• Task statement: Scan the data, and whenever a line contains "visible", copy it.

------------------------------------------------------------

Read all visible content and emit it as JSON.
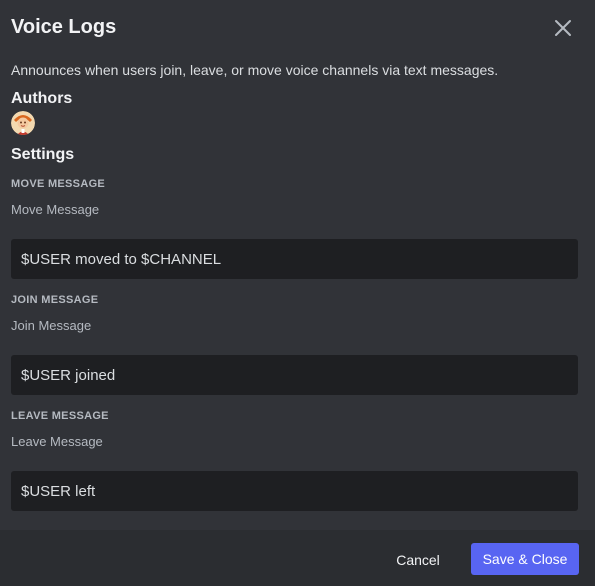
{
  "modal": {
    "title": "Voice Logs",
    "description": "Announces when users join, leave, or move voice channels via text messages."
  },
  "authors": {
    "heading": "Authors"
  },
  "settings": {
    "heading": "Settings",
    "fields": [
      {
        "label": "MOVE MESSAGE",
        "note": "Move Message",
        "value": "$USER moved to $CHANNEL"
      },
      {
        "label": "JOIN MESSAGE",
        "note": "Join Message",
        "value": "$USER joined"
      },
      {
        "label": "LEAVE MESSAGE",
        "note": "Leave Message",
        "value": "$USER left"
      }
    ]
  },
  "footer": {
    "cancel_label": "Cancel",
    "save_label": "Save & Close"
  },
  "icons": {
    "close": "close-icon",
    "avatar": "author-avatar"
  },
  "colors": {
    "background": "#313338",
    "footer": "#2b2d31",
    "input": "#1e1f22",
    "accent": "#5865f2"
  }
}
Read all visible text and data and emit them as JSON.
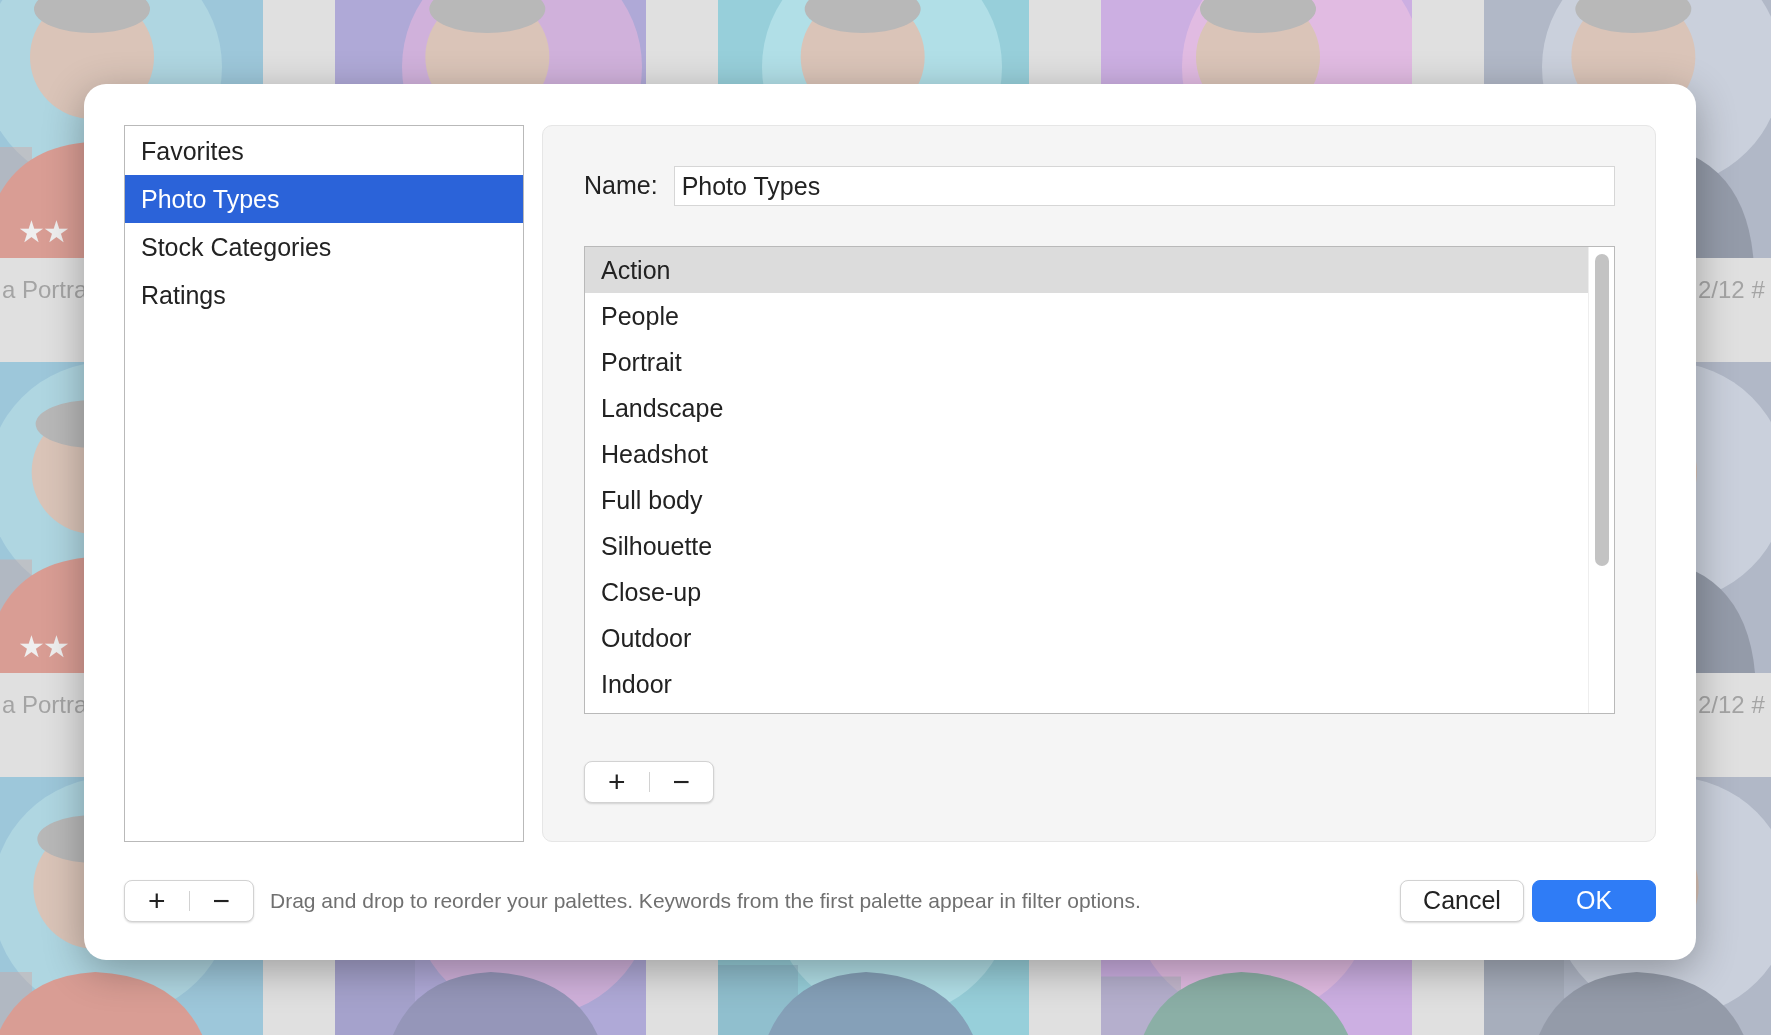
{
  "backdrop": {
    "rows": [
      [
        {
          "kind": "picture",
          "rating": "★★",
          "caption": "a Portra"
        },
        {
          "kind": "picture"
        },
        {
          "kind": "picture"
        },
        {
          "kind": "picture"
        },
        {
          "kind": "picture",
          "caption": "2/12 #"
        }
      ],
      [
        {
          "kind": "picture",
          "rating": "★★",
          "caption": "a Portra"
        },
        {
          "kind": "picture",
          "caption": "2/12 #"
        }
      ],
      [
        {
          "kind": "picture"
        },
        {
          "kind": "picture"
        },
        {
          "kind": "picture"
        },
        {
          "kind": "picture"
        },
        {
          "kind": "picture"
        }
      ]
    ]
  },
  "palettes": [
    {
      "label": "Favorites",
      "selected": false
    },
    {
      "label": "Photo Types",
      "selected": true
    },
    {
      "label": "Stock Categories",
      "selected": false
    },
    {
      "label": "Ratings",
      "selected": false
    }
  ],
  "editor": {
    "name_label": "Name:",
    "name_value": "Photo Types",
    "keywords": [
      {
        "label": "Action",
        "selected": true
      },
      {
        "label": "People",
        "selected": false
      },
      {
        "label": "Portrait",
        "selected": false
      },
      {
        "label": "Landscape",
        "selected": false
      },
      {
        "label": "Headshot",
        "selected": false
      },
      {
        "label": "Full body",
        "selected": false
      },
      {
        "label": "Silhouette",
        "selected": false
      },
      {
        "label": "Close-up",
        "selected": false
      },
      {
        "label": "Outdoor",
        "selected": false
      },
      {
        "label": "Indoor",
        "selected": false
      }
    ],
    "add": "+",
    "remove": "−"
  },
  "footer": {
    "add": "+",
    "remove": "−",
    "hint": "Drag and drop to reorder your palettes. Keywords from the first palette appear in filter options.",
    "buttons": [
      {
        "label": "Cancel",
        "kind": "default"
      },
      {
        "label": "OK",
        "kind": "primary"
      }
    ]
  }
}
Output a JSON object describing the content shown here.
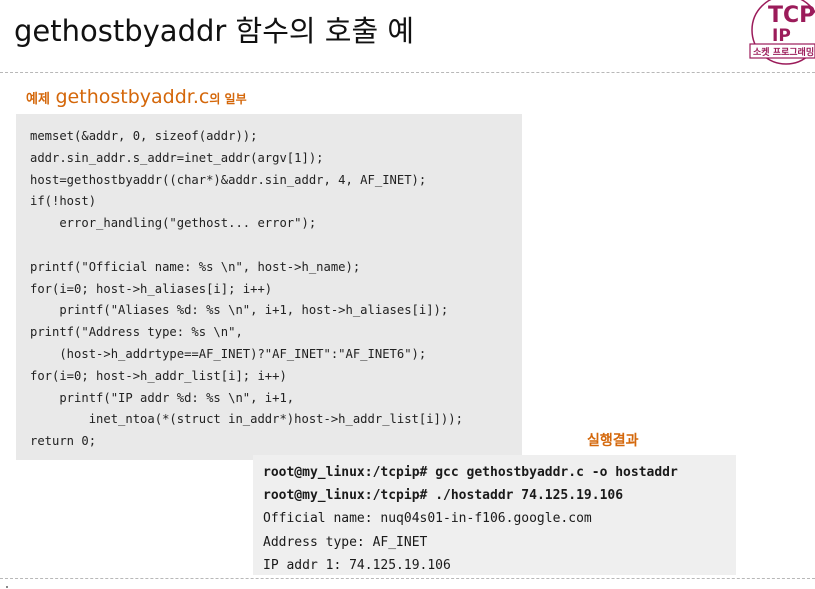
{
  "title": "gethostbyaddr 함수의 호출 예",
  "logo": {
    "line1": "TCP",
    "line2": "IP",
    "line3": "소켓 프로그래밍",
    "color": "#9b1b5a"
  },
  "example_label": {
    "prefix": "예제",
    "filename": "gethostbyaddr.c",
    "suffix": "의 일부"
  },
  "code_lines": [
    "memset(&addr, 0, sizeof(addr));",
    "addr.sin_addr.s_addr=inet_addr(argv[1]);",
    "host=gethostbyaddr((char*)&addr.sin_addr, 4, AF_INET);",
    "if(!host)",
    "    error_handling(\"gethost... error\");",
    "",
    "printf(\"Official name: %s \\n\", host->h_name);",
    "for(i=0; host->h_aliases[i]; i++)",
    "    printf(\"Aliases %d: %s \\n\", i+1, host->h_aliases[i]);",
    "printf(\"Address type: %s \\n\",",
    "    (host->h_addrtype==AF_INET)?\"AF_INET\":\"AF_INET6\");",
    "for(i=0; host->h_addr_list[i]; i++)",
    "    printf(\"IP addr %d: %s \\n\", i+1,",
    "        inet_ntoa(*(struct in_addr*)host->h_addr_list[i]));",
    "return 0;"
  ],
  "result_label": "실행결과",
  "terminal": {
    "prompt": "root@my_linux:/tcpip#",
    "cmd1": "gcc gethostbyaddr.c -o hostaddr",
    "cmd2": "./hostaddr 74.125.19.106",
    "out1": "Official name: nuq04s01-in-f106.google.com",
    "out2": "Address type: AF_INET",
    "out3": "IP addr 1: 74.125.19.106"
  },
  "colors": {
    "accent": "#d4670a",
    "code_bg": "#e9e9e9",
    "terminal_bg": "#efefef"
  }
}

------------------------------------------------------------

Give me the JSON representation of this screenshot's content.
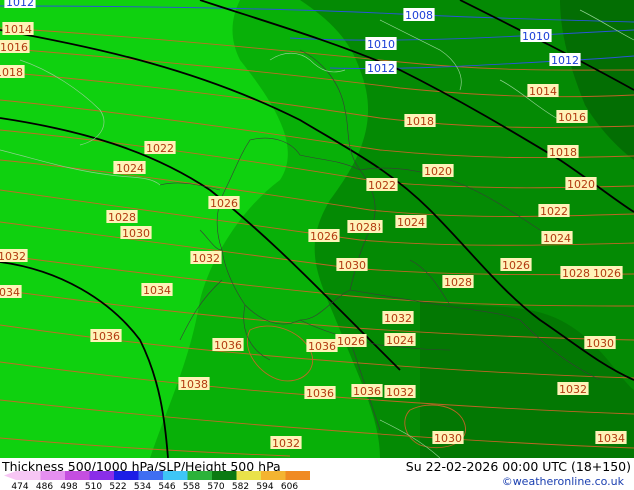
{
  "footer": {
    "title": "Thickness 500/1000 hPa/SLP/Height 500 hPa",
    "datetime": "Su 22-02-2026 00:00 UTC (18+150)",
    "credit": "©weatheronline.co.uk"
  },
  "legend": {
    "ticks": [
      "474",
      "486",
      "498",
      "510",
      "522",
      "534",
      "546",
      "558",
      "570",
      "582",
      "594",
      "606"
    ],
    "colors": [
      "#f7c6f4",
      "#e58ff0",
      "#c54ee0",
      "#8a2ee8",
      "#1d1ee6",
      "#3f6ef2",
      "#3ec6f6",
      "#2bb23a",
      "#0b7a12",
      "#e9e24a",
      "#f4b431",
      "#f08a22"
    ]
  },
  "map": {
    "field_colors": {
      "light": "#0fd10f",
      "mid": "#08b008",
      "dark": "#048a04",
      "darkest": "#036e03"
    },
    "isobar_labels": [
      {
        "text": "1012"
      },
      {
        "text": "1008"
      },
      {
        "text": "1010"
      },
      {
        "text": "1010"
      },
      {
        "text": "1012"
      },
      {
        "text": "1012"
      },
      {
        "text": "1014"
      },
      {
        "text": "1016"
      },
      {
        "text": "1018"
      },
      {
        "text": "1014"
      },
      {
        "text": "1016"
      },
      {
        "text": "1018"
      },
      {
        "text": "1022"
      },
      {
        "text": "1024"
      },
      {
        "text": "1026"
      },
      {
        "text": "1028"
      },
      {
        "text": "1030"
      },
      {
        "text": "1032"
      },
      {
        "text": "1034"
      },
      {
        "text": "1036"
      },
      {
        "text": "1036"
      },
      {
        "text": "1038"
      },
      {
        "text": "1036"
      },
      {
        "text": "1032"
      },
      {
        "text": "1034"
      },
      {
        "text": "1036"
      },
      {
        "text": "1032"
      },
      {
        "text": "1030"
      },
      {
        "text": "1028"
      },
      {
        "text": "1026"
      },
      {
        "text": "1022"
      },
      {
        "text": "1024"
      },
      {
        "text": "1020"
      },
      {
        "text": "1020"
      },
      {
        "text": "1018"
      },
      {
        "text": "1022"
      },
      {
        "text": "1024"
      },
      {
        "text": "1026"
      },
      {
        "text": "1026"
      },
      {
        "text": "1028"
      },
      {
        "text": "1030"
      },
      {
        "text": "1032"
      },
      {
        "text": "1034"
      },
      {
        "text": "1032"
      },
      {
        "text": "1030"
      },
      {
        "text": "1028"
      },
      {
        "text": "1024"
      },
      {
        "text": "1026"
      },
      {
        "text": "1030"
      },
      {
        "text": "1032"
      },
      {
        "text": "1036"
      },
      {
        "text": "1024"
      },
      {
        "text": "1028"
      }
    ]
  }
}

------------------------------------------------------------

• Result for this task:
Read all visible content and emit it as JSON.
Read all visible text and data and emit them as JSON.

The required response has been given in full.